● Activity: The number of lines holding "Recognizing" is all you should give; count them in the records below.

Data for processing section start

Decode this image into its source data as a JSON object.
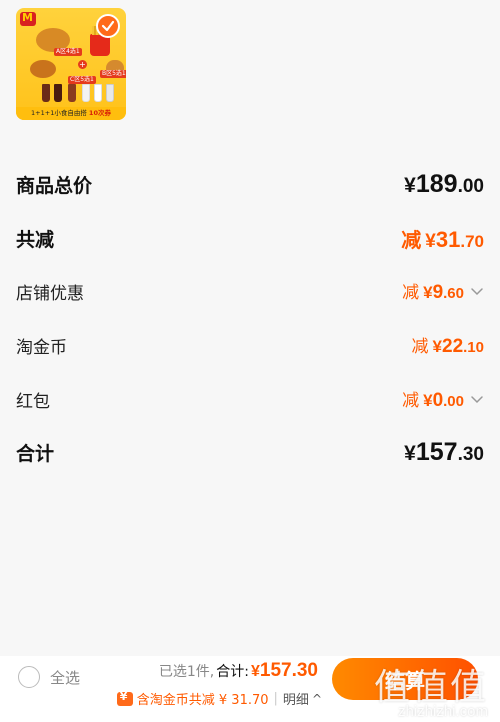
{
  "product": {
    "tag_a": "A区4选1",
    "tag_b": "B区5选1",
    "tag_c": "C区5选1",
    "plus": "+",
    "promo_prefix": "1+1+1小食自由搭",
    "promo_highlight": "10次券"
  },
  "rows": [
    {
      "label": "商品总价",
      "prefix": "¥",
      "int": "189",
      "dec": ".00"
    },
    {
      "label": "共减",
      "reduce": "减",
      "prefix": "¥",
      "int": "31",
      "dec": ".70"
    },
    {
      "label": "店铺优惠",
      "reduce": "减",
      "prefix": "¥",
      "int": "9",
      "dec": ".60"
    },
    {
      "label": "淘金币",
      "reduce": "减",
      "prefix": "¥",
      "int": "22",
      "dec": ".10"
    },
    {
      "label": "红包",
      "reduce": "减",
      "prefix": "¥",
      "int": "0",
      "dec": ".00"
    },
    {
      "label": "合计",
      "prefix": "¥",
      "int": "157",
      "dec": ".30"
    }
  ],
  "bottom": {
    "select_all": "全选",
    "selected": "已选1件,",
    "total_label": "合计:",
    "prefix": "¥",
    "total_value": "157.30",
    "coin_text": "含淘金币共减 ¥ 31.70",
    "separator": "|",
    "detail": "明细",
    "detail_arrow": "^",
    "checkout": "结算"
  },
  "watermark": {
    "big": "值值值",
    "small": "zhizhizhi.com"
  },
  "colors": {
    "accent": "#ff5a00",
    "checkout_start": "#ff8a00",
    "checkout_end": "#ff5000",
    "background": "#f7f7f7"
  }
}
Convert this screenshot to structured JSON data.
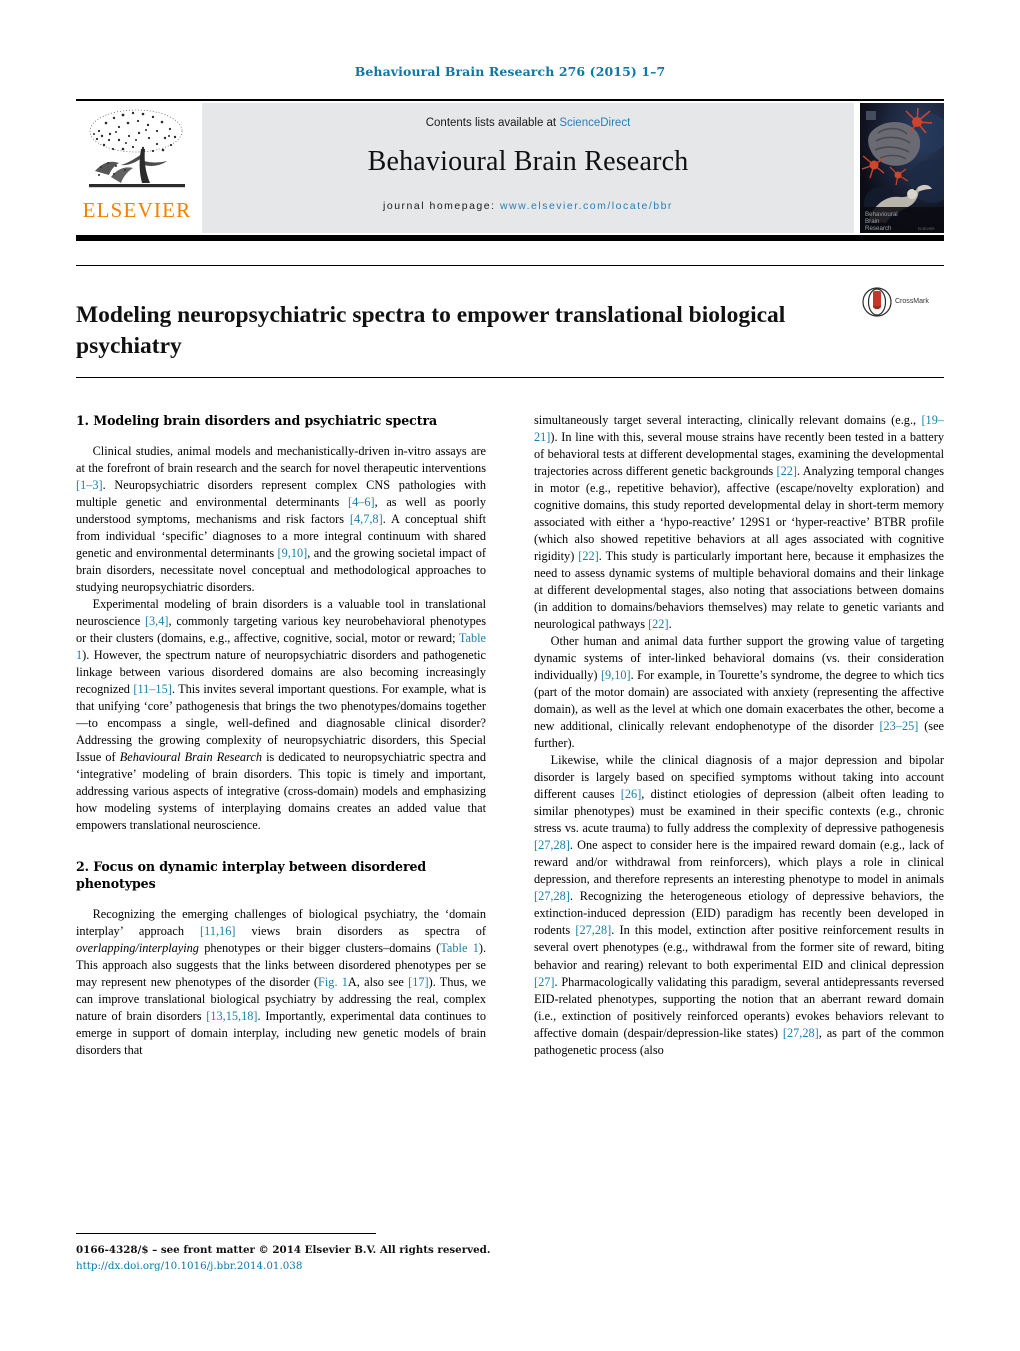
{
  "running_head": "Behavioural Brain Research 276 (2015) 1–7",
  "masthead": {
    "contents_prefix": "Contents lists available at ",
    "sciencedirect": "ScienceDirect",
    "journal_title": "Behavioural Brain Research",
    "homepage_prefix": "journal homepage: ",
    "homepage_url": "www.elsevier.com/locate/bbr",
    "publisher_name": "ELSEVIER",
    "publisher_logo_icon": "elsevier-tree-icon",
    "cover_icon": "journal-cover-thumbnail",
    "cover_title_lines": [
      "Behavioural",
      "Brain",
      "Research"
    ]
  },
  "article": {
    "title": "Modeling neuropsychiatric spectra to empower translational biological psychiatry",
    "crossmark_label": "CrossMark",
    "crossmark_icon": "crossmark-badge-icon"
  },
  "sections": {
    "s1_heading": "1.  Modeling brain disorders and psychiatric spectra",
    "s2_heading": "2.  Focus on dynamic interplay between disordered phenotypes"
  },
  "left_column": {
    "p1": {
      "t1": "Clinical studies, animal models and mechanistically-driven in-vitro assays are at the forefront of brain research and the search for novel therapeutic interventions ",
      "r1": "[1–3]",
      "t2": ". Neuropsychiatric disorders represent complex CNS pathologies with multiple genetic and environmental determinants ",
      "r2": "[4–6]",
      "t3": ", as well as poorly understood symptoms, mechanisms and risk factors ",
      "r3": "[4,7,8]",
      "t4": ". A conceptual shift from individual ‘specific’ diagnoses to a more integral continuum with shared genetic and environmental determinants ",
      "r4": "[9,10]",
      "t5": ", and the growing societal impact of brain disorders, necessitate novel conceptual and methodological approaches to studying neuropsychiatric disorders."
    },
    "p2": {
      "t1": "Experimental modeling of brain disorders is a valuable tool in translational neuroscience ",
      "r1": "[3,4]",
      "t2": ", commonly targeting various key neurobehavioral phenotypes or their clusters (domains, e.g., affective, cognitive, social, motor or reward; ",
      "r2": "Table 1",
      "t3": "). However, the spectrum nature of neuropsychiatric disorders and pathogenetic linkage between various disordered domains are also becoming increasingly recognized ",
      "r3": "[11–15]",
      "t4": ". This invites several important questions. For example, what is that unifying ‘core’ pathogenesis that brings the two phenotypes/domains together—to encompass a single, well-defined and diagnosable clinical disorder? Addressing the growing complexity of neuropsychiatric disorders, this Special Issue of ",
      "i1": "Behavioural Brain Research",
      "t5": " is dedicated to neuropsychiatric spectra and ‘integrative’ modeling of brain disorders. This topic is timely and important, addressing various aspects of integrative (cross-domain) models and emphasizing how modeling systems of interplaying domains creates an added value that empowers translational neuroscience."
    },
    "p3": {
      "t1": "Recognizing the emerging challenges of biological psychiatry, the ‘domain interplay’ approach ",
      "r1": "[11,16]",
      "t2": " views brain disorders as spectra of ",
      "i1": "overlapping/interplaying",
      "t3": " phenotypes or their bigger clusters–domains (",
      "r2": "Table 1",
      "t4": "). This approach also suggests that the links between disordered phenotypes per se may represent new phenotypes of the disorder (",
      "r3": "Fig. 1",
      "t5": "A, also see ",
      "r4": "[17]",
      "t6": "). Thus, we can improve translational biological psychiatry by addressing the real, complex nature of brain disorders ",
      "r5": "[13,15,18]",
      "t7": ". Importantly, experimental data continues to emerge in support of domain interplay, including new genetic models of brain disorders that"
    }
  },
  "right_column": {
    "p1": {
      "t1": "simultaneously target several interacting, clinically relevant domains (e.g., ",
      "r1": "[19–21]",
      "t2": "). In line with this, several mouse strains have recently been tested in a battery of behavioral tests at different developmental stages, examining the developmental trajectories across different genetic backgrounds ",
      "r2": "[22]",
      "t3": ". Analyzing temporal changes in motor (e.g., repetitive behavior), affective (escape/novelty exploration) and cognitive domains, this study reported developmental delay in short-term memory associated with either a ‘hypo-reactive’ 129S1 or ‘hyper-reactive’ BTBR profile (which also showed repetitive behaviors at all ages associated with cognitive rigidity) ",
      "r3": "[22]",
      "t4": ". This study is particularly important here, because it emphasizes the need to assess dynamic systems of multiple behavioral domains and their linkage at different developmental stages, also noting that associations between domains (in addition to domains/behaviors themselves) may relate to genetic variants and neurological pathways ",
      "r4": "[22]",
      "t5": "."
    },
    "p2": {
      "t1": "Other human and animal data further support the growing value of targeting dynamic systems of inter-linked behavioral domains (vs. their consideration individually) ",
      "r1": "[9,10]",
      "t2": ". For example, in Tourette’s syndrome, the degree to which tics (part of the motor domain) are associated with anxiety (representing the affective domain), as well as the level at which one domain exacerbates the other, become a new additional, clinically relevant endophenotype of the disorder ",
      "r2": "[23–25]",
      "t3": " (see further)."
    },
    "p3": {
      "t1": "Likewise, while the clinical diagnosis of a major depression and bipolar disorder is largely based on specified symptoms without taking into account different causes ",
      "r1": "[26]",
      "t2": ", distinct etiologies of depression (albeit often leading to similar phenotypes) must be examined in their specific contexts (e.g., chronic stress vs. acute trauma) to fully address the complexity of depressive pathogenesis ",
      "r2": "[27,28]",
      "t3": ". One aspect to consider here is the impaired reward domain (e.g., lack of reward and/or withdrawal from reinforcers), which plays a role in clinical depression, and therefore represents an interesting phenotype to model in animals ",
      "r3": "[27,28]",
      "t4": ". Recognizing the heterogeneous etiology of depressive behaviors, the extinction-induced depression (EID) paradigm has recently been developed in rodents ",
      "r4": "[27,28]",
      "t5": ". In this model, extinction after positive reinforcement results in several overt phenotypes (e.g., withdrawal from the former site of reward, biting behavior and rearing) relevant to both experimental EID and clinical depression ",
      "r5": "[27]",
      "t6": ". Pharmacologically validating this paradigm, several antidepressants reversed EID-related phenotypes, supporting the notion that an aberrant reward domain (i.e., extinction of positively reinforced operants) evokes behaviors relevant to affective domain (despair/depression-like states) ",
      "r6": "[27,28]",
      "t7": ", as part of the common pathogenetic process (also"
    }
  },
  "footer": {
    "copyright": "0166-4328/$ – see front matter © 2014 Elsevier B.V. All rights reserved.",
    "doi": "http://dx.doi.org/10.1016/j.bbr.2014.01.038"
  },
  "colors": {
    "link": "#1a7fa8",
    "elsevier_orange": "#f08000",
    "band_gray": "#e6e7e8",
    "sciencedirect_blue": "#2a7fb5"
  }
}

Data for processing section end

● Expected answer: 2